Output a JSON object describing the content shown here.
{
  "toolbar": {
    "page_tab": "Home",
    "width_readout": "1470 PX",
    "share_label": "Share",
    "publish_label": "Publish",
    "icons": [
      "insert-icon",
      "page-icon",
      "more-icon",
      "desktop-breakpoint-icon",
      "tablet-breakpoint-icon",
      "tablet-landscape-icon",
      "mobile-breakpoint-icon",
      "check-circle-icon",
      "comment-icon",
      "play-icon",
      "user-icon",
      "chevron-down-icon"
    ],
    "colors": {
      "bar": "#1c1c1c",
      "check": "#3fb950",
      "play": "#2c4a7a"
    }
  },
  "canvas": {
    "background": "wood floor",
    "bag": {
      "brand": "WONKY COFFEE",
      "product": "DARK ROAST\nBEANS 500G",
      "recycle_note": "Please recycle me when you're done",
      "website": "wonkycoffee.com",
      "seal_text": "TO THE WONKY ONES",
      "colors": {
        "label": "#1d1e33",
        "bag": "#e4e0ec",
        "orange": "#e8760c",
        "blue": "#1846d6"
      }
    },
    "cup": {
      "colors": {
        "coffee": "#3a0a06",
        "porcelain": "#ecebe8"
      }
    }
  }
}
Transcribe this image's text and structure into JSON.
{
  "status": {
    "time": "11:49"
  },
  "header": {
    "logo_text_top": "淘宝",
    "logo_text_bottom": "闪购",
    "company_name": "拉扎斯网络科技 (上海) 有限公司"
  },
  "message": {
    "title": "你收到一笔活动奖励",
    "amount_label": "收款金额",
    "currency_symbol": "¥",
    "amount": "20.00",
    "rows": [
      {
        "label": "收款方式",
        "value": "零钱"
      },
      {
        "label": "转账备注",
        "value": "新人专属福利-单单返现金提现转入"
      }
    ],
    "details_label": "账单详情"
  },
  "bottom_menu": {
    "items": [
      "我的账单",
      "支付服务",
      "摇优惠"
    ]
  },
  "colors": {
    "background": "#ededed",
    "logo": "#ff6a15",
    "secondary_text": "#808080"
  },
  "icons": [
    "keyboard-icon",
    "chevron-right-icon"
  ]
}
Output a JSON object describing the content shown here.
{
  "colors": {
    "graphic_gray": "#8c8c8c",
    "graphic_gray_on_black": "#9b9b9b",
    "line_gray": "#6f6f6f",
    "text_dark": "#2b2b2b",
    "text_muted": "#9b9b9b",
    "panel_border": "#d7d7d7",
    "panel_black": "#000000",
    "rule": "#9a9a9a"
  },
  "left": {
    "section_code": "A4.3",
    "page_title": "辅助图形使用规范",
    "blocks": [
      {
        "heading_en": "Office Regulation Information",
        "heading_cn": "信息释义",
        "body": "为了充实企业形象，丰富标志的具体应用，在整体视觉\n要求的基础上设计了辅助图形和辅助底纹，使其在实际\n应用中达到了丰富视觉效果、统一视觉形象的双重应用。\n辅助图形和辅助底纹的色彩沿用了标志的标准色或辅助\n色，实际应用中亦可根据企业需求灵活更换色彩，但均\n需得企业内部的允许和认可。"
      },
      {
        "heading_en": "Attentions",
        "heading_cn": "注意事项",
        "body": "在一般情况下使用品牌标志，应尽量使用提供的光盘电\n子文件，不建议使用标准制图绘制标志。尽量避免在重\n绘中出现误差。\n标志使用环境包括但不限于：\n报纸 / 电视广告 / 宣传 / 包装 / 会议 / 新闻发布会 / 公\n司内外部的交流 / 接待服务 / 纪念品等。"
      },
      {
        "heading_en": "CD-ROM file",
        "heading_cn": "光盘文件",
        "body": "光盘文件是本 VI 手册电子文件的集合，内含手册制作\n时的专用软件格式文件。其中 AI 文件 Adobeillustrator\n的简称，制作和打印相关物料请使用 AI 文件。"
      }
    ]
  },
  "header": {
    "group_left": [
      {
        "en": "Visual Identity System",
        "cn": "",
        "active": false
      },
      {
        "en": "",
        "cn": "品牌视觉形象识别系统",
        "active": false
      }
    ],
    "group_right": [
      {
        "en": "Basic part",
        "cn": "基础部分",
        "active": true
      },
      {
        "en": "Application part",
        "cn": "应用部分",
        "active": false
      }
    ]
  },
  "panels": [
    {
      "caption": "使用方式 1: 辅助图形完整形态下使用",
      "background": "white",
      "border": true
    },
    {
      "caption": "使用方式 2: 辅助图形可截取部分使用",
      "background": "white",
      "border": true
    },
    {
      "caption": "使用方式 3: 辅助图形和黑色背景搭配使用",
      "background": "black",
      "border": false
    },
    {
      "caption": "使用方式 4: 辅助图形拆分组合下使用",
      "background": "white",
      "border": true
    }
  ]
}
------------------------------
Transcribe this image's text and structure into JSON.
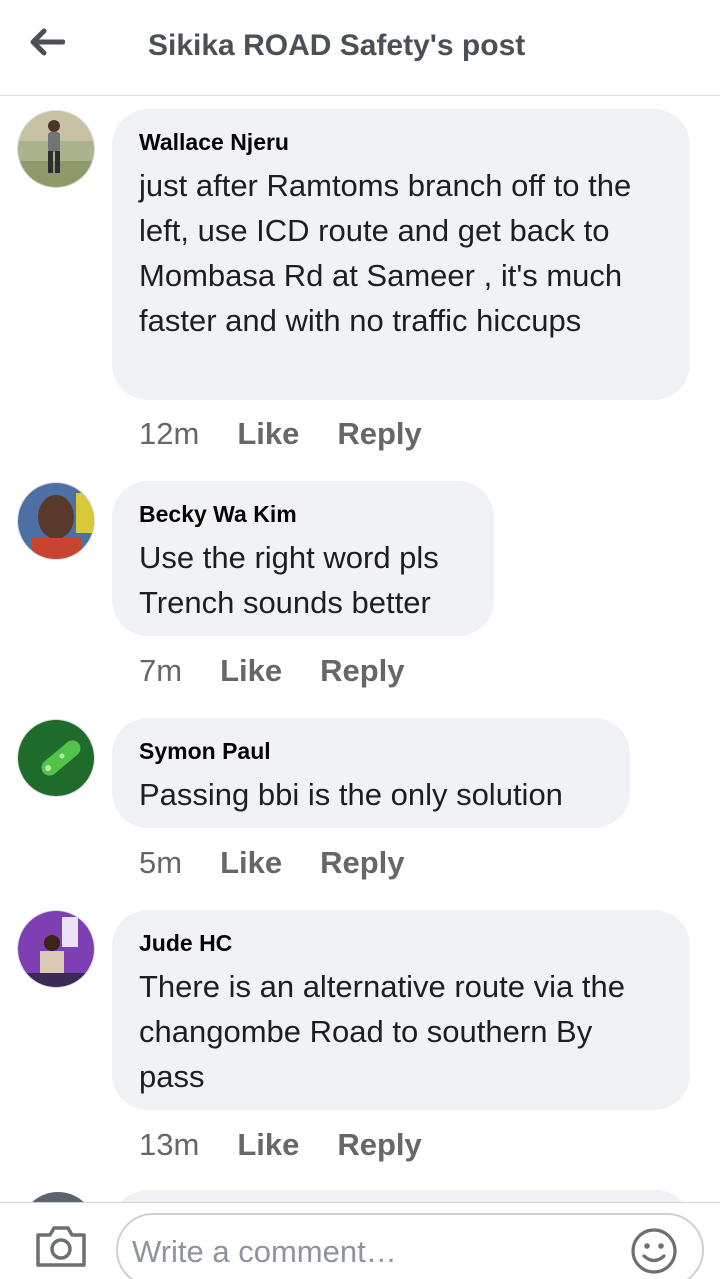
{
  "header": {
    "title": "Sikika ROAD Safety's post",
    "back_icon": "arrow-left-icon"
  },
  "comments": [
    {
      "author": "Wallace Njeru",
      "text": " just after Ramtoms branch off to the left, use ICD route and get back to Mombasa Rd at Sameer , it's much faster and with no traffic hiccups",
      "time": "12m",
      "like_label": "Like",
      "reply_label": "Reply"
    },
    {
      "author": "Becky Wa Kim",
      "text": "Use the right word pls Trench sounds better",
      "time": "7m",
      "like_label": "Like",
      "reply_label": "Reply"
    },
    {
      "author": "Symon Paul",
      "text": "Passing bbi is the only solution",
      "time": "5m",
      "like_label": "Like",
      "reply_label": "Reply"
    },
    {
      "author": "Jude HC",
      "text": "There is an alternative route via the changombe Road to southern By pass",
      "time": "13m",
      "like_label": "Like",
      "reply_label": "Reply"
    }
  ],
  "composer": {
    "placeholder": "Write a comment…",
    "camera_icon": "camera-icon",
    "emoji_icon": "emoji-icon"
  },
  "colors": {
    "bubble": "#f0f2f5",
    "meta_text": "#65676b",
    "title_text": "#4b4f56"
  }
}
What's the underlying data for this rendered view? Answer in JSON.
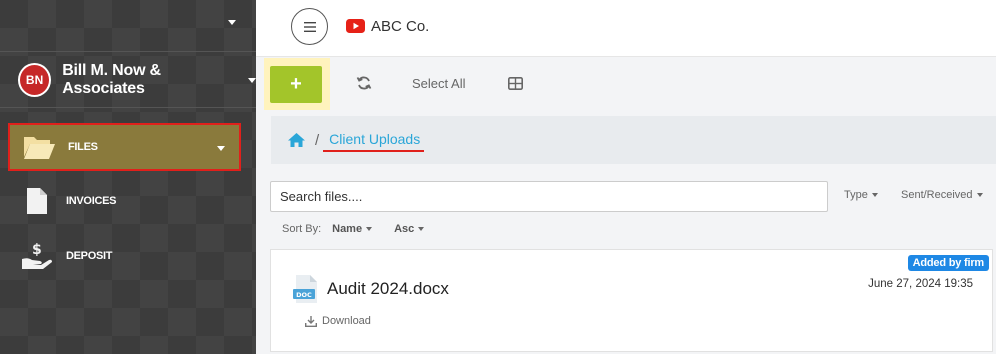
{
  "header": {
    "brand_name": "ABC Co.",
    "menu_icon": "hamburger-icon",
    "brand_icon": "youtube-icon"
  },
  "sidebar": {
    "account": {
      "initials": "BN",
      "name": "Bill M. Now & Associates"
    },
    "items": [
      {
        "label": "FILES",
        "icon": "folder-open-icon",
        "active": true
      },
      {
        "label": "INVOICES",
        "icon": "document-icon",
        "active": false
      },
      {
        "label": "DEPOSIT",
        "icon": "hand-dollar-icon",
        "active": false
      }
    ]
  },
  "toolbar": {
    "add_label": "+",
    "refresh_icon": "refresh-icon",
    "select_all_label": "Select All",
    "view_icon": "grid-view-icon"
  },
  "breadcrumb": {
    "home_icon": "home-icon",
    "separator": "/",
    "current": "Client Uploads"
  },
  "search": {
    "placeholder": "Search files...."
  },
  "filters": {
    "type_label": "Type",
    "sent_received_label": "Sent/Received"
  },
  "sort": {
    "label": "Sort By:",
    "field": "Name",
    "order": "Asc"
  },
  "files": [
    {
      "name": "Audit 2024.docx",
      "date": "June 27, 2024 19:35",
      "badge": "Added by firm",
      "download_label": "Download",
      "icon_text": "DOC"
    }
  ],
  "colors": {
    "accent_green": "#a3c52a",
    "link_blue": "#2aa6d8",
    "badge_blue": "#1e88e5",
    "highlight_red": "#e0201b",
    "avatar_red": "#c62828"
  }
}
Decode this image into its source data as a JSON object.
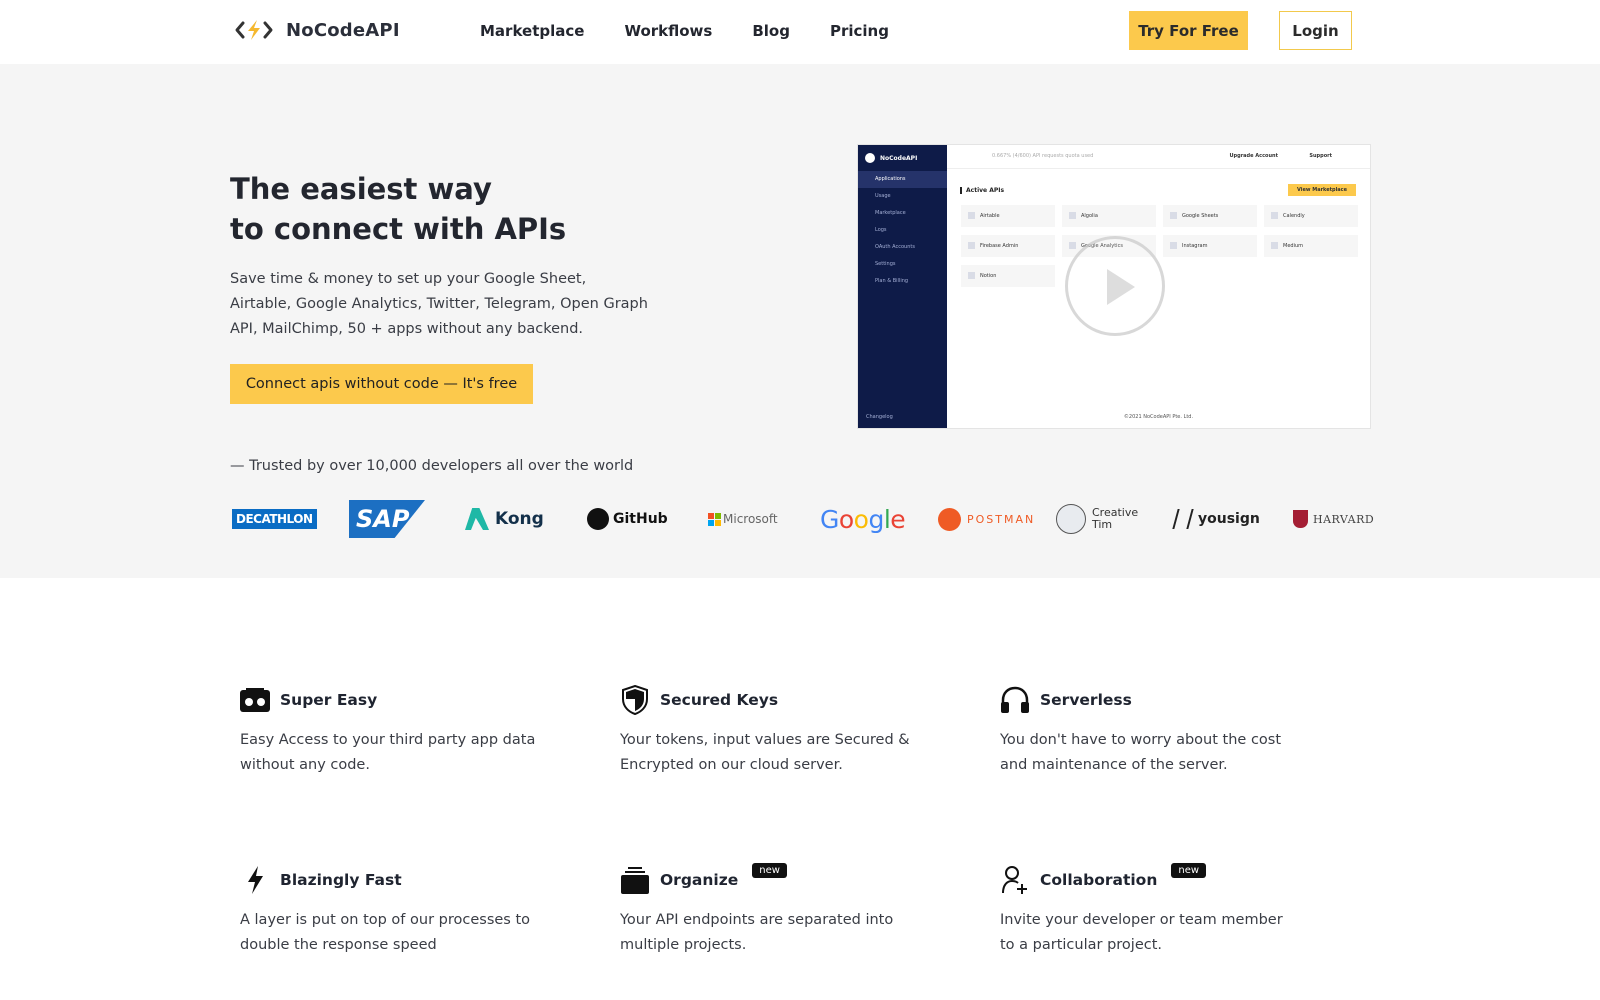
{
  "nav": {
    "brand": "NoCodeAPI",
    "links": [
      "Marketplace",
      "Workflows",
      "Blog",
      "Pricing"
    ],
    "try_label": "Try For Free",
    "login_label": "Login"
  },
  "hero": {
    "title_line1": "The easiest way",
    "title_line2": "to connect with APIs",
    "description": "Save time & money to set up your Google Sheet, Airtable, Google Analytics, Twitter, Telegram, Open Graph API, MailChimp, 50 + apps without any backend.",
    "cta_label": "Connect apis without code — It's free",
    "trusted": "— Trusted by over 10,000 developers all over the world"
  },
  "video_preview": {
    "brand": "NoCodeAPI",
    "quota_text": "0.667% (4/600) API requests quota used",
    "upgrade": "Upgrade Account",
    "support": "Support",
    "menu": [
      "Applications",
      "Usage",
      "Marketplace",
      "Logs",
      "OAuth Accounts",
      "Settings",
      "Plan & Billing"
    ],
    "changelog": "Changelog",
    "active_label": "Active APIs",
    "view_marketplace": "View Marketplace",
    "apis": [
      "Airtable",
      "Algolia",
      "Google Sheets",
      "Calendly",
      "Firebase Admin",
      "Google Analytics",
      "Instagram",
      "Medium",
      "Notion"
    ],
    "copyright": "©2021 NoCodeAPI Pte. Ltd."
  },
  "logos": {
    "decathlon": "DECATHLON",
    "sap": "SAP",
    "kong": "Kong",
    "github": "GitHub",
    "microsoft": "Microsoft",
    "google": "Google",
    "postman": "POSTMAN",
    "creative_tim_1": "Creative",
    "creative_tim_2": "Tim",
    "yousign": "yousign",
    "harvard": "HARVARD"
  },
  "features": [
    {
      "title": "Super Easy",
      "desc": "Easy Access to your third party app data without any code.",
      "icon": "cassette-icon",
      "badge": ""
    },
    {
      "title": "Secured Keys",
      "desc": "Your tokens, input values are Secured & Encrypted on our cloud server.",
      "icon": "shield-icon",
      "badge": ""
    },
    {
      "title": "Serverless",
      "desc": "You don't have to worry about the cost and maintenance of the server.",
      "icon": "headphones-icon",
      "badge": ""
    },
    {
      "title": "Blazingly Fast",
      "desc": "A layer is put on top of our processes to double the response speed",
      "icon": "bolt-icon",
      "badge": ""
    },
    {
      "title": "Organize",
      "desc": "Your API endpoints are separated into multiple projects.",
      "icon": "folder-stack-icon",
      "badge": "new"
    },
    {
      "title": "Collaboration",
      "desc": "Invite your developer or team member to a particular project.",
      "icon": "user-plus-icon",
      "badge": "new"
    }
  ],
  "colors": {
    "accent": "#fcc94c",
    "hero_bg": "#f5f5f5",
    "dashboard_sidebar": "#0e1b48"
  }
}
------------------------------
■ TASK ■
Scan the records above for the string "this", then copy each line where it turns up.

■ FINISHED TASK ■
Transcribe this image's text and structure into JSON.
Transcribe this image's text and structure into JSON.
What's the underlying data for this rendered view? Answer in JSON.
Decode this image into its source data as a JSON object.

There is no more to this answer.